Is this method of protesting effective?
“I haven’t really done any research on the effects of the protests and it’s difficult to establish whether or not an action has been effective. That depends, after all, on the activists’ goal. A protest can be good in terms of media attention and disrupting public order but, at the same time, it can be bad in terms of public opinion. That's something the movement always has to consider.”
How do they decide what type of action they’ll do?
“In theory, everyone within the organisation can start a protest as long as the core values of the movement are respected. The movement is horizontal, which means there’s no leadership deciding what should and should not happen.”
In the news, we always see activists being arrested. Is this part of the protest?
“Most activists are aware that they can be arrested during a protest. In general, the police are pretty clear in announcing that they will start arresting people. Some of the activists are willing to be arrested — when preparing for the action, these people are put on a ‘high risk’ list. The ‘low risk’ group will stop protesting before people are arrested, while the high-risk one will purposefully stay in place.”
What’s the point of all this?
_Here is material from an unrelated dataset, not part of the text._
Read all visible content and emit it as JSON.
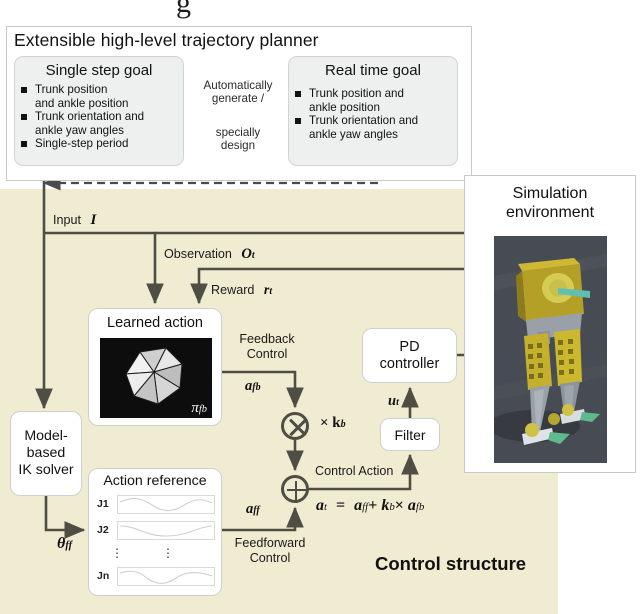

“If the goal of a protest is to be as disruptive as possible, the biggest chance of success is when you keep it going for as long as possible. If the group manages to block a road for a longer time, this has a more disruptive impact on society.”
Some people are annoyed about the way Extinction Rebellion carries out its protests because 'regular citizens’ are affected. What do the activists say about this?
“I think they don't worry about public opinion too much. What they’re saying is basically that the climate issue is such an urgent problem that addressing it is more important than the opinion of the average citizen about how they carry things out. They say the time of friendly, legal actions has passed as it’s clear that that's not effective enough.
“At the same time, it’s not as though the activists don’t take bystanders into consideration. During protests, there are always people informing the bystanders, trying to build some understanding. Again, the main goal isn’t to get more people on their side but rather to remind the government of its responsibility in dealing with climate issues.”
Should we be afraid that the Extinction Rebellion activists will eventually resort to using violence?
“Non-violence is a very important rule within Extinction Rebellion. The movement's view, the use of violence is immoral and less effective to boot. They even offer de-escalation training sessions to activists to prevent violence. However, it’s always possible that, at some point, some individuals will decide, on their own initiative, that the climate issue is so urgent that it requires the use of violence. But this will never be accepted by Extinction Rebellion.”
In the UK, Extinction Rebellion decided to put disruptive actions to a halt for a while. Why isn’t the same happening in the Netherlands?
“This is probably due to a new law that’s in the making in the UK establishing that civil disobedience can be punished with jail time. There is no such law here.”
You clearly agree that addressing the climate issue is necessary. To what extent is the goal of your research scientific and to what extent is it activist?
“My goal is mainly scientific but I think that these two goals can go together just fine. I study the movement from a distance to shine a light on their motivations but, by doing so, it can also lead to a better understanding of the group and hopefully prevent any serious escalation between supporters and opponents.”
How much do you relate to the organisation?
“As a researcher, in order to do my job well, I strive to keep a certain distance from the movement. At the same time, it’s never fully possible or necessary to remain entirely neutral. I, too, worry about climate change and I want things to change in society. I’m always open about to that.”